Results by county, shaded according to winning candidate's percentage of the vote
Map of Democratic presidential election results by county
Map of Republican presidential election results by county
Map of "other" presidential election results by county
Cartogram of presidential election results by county
Cartogram of Democratic presidential election results by county
Cartogram of Republican presidential election results by county
Cartogram of "other" presidential election results by county
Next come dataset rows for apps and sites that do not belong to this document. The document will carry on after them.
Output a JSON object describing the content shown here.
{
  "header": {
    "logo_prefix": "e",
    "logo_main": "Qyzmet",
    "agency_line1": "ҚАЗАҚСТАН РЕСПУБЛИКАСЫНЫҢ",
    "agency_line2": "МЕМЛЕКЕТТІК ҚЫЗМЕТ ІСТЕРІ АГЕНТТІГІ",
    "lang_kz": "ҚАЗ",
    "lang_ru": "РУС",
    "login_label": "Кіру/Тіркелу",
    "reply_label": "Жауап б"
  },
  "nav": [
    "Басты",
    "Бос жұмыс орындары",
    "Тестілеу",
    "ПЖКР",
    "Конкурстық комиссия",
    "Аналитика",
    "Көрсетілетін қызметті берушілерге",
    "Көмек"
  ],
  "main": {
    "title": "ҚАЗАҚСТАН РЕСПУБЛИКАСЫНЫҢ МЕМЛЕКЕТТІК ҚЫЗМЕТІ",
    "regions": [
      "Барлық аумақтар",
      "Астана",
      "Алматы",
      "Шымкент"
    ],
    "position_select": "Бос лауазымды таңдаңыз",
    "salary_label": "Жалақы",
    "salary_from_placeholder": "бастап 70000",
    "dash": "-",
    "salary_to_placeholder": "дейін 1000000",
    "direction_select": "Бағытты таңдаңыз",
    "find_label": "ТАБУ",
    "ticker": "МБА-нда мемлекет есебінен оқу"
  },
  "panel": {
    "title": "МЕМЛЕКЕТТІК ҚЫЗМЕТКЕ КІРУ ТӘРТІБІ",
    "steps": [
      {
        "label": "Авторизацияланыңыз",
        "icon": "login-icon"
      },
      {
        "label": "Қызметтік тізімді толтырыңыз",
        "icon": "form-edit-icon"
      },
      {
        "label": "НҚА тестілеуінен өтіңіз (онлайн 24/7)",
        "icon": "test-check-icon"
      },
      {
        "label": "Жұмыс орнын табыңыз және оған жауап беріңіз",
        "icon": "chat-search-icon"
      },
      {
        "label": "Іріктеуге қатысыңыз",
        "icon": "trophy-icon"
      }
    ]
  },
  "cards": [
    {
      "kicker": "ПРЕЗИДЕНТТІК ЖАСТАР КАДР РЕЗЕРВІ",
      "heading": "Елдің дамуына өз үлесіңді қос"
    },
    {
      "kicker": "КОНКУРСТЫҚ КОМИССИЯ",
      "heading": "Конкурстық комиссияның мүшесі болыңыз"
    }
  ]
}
The 1888 United States presidential election was the 26th quadrennial presidential election, held on Tuesday, November 6, 1888.